For Brother Lawrence, "common business," no matter how mundane or routine, was a way to receive God’s love and be re-fueled by it. The sacredness or worldly status of a task mattered less than the motivation behind it.
"It is not necessary that we have great things to do, we can do little things for God; I turn the cake that is frying on the pan for love of him, and that done, if there is nothing else to call me, I pray with thanks to Christ who gives me the grace to work. Whether I stir the soup or sweep the floor, I do it in response to the love God gives me.”
Are you, am I, are we, still able to choose a proper heart concerning the details of this life? Lawrence practiced the presence of God, one task, one prayer at a time. Each meal he cooked, each errand he ran, each pot he scrubbed became a motion of devotion.
The world has and will continue to scorn a life of the spirit such as this. Brother Lawrence was certainly aware of this. The monastery walls did not protect him from the daily pressure of his superiors to get the job done, be efficient, produce work. By practicing the presence, Lawrence recognized what was all around him, constant holiness. The eyes of the spirit do see differently than human eyes.
Is it surprising that Brother Lawrence is still being lifted up after 300 years? It is surprising when you learn that he never boasted or loudly proclaimed his approach to the spiritual life; it was his fellow monks who observed his actions, his attention to holiness. They were the ones who brought his private writings to light after his death. Lawrence’s Godly practice and preparation led other ordinary persons to spread the word of God’s constant nearness.
But Pastor Mike, Brother Lawrence lived 300 years ago, he didn’t have to deal with our seductions. Perhaps not. But there is one thing that we and Brother Lawrence have that is the same--the free will to choose our path. By deciding to practice the presence of God in Christ, it is like filling the oil flask for your lamp.

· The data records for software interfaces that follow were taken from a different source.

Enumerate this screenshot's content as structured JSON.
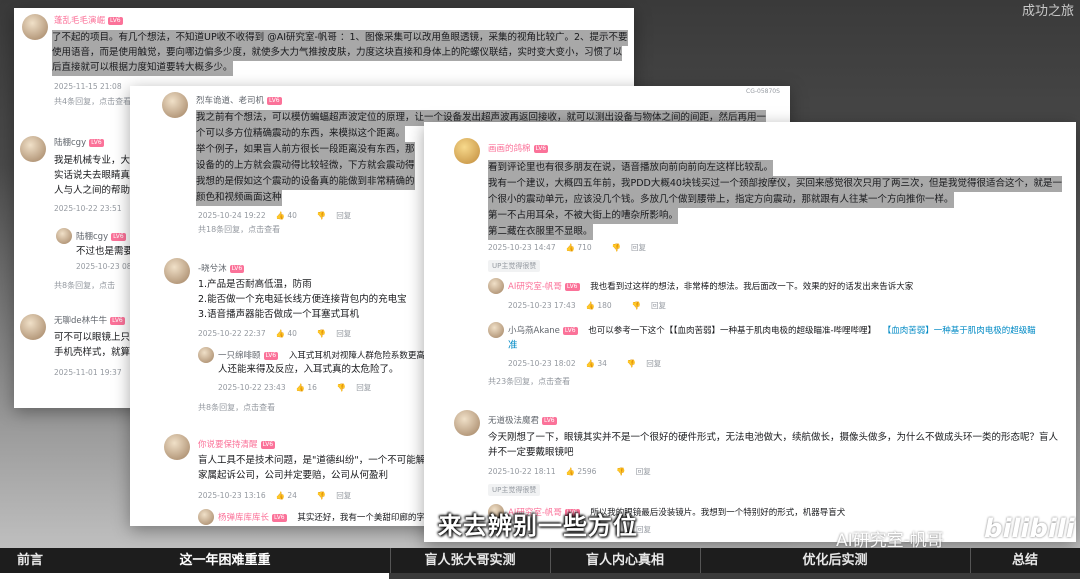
{
  "watermark_top": "成功之旅",
  "panel1": {
    "user": "蓬乱毛毛演崛",
    "text_lines": [
      "了不起的项目。有几个想法，不知道UP收不收得到 @AI研究室-帆哥 ：1、图像采集可以改用鱼眼透镜，采集的视角比较广。2、提示不要",
      "使用语音，而是使用触觉，要向哪边偏多少度，就使多大力气推按皮肤，力度这块直接和身体上的陀螺仪联结，实时变大变小，习惯了以",
      "后直接就可以根据力度知道要转大概多少。"
    ],
    "date": "2025-11-15 21:08",
    "extra": "共4条回复，点击查看",
    "c2_user": "陆棚cgy",
    "c2_lines": [
      "我是机械专业，大",
      "实话说夫去眼睛真",
      "人与人之间的帮助"
    ],
    "c2_date": "2025-10-22 23:51",
    "c3_user": "陆棚cgy",
    "c3_text": "不过也是需要",
    "c3_date": "2025-10-23 08:",
    "c3_extra": "共8条回复，点击",
    "c4_user": "无聊de林牛牛",
    "c4_lines": [
      "可不可以眼镜上只",
      "手机壳样式，就算"
    ],
    "c4_date": "2025-11-01 19:37"
  },
  "panel2": {
    "badge": "CG-05870S",
    "user": "烈车诡道、老司机",
    "text_lines": [
      "我之前有个想法，可以模仿蝙蝠超声波定位的原理，让一个设备发出超声波再返回接收，就可以测出设备与物体之间的间距，然后再用一",
      "个可以多方位精确震动的东西，来模拟这个距离。",
      "举个例子，如果盲人前方很长一段距离没有东西，那",
      "设备的的上方就会震动得比较轻微，下方就会震动得",
      "我想的是假如这个震动的设备真的能做到非常精确的",
      "颜色和视频画面这种"
    ],
    "date": "2025-10-24 19:22",
    "likes": "40",
    "extra": "共18条回复，点击查看",
    "c2_user": "-晓兮沐",
    "c2_lines": [
      "1.产品是否耐高低温，防雨",
      "2.能否做一个充电延长线方便连接背包内的充电宝",
      "3.语音播声器能否做成一个耳塞式耳机"
    ],
    "c2_date": "2025-10-22 22:37",
    "c2_likes": "40",
    "c3_user": "一只绵啡颐",
    "c3_text": "入耳式耳机对视障人群危险系数更高",
    "c3_text2": "人还能来得及反应，入耳式真的太危险了。",
    "c3_date": "2025-10-22 23:43",
    "c3_likes": "16",
    "c3_extra": "共8条回复，点击查看",
    "c4_user": "你说要保持清醒",
    "c4_lines": [
      "盲人工具不是技术问题，是\"道德纠纷\"，一个不可能解",
      "家属起诉公司，公司并定要赔，公司从何盈利"
    ],
    "c4_date": "2025-10-23 13:16",
    "c4_likes": "24",
    "c5_user": "杨弹库库库长",
    "c5_text": "其实还好，我有一个美甜印廊的字体"
  },
  "panel3": {
    "user": "画画的鸽棉",
    "text_lines": [
      "看到评论里也有很多朋友在说，语音播放向前向前向左这样比较乱。",
      "我有一个建议，大概四五年前，我PDD大概40块钱买过一个颈部按摩仪，买回来感觉很次只用了两三次，但是我觉得很适合这个，就是一",
      "个很小的震动单元，应该没几个钱。多放几个做到腰带上，指定方向震动，那就跟有人往某一个方向推你一样。",
      "第一不占用耳朵，不被大街上的嘈杂所影响。",
      "第二藏在衣服里不显眼。"
    ],
    "date": "2025-10-23 14:47",
    "likes": "710",
    "reply": "回复",
    "tag": "UP主觉得很赞",
    "r1_user": "AI研究室-帆哥",
    "r1_text": "我也看到过这样的想法，非常棒的想法。我后面改一下。效果的好的话发出来告诉大家",
    "r1_date": "2025-10-23 17:43",
    "r1_likes": "180",
    "r2_user": "小乌燕Akane",
    "r2_text": "也可以参考一下这个【【血肉苦弱】一种基于肌肉电极的超级瞄准-哔哩哔哩】",
    "r2_link": "【血肉苦弱】一种基于肌肉电极的超级瞄",
    "r2_text2": "准",
    "r2_date": "2025-10-23 18:02",
    "r2_likes": "34",
    "extra": "共23条回复，点击查看",
    "c2_user": "无道极法魔君",
    "c2_text": "今天刚想了一下，眼镜其实并不是一个很好的硬件形式，无法电池做大，续航做长，摄像头做多，为什么不做成头环一类的形态呢？盲人",
    "c2_text2": "并不一定要戴眼镜吧",
    "c2_date": "2025-10-22 18:11",
    "c2_likes": "2596",
    "c2_tag": "UP主觉得很赞",
    "c3_user": "AI研究室-帆哥",
    "c3_text": "所以我的眼镜最后没装镜片。我想到一个特别好的形式，机器导盲犬",
    "c3_reply": "回复"
  },
  "subtitle": "来去辨别一些方位",
  "brand": "AI研究室-帆哥",
  "bili": "bilibili",
  "chapters": [
    "前言",
    "这一年困难重重",
    "盲人张大哥实测",
    "盲人内心真相",
    "优化后实测",
    "总结"
  ],
  "progress_fraction": 0.36,
  "labels": {
    "reply": "回复",
    "lv": "LV6"
  },
  "colors": {
    "accent": "#fb7299",
    "link": "#008ac5"
  }
}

Waiting for the wedding party to begin, you will walk through much darkness, that will not change. Practice makes perfect, as they say; but practice also creates momentum. Momentum is life’s vital ingredient that sustains motivation. Spiritual momentum is not much different from the physical kind. Attaining it is one thing, retaining it is another.
Among athletes, golfers and basketball players seem to speak most eloquently about momentum. They call it the zone, the place where they are really ‘locked’ or ‘tuned’ in. To a golfer in the zone, the cup may look as big as a 5 gallon bucket; to a basketball player, the basket seems 3 feet wide. They also speak about coming in and out of the zone, generally a complete mystery as to when it is going to happen.
The only element that is common to both the physical and the spiritual athlete is practicing the art of preparation, the act of making sure your flask is full for when the time comes, so that your flame will continue to burn and offer the light of Christ no matter how dark the path.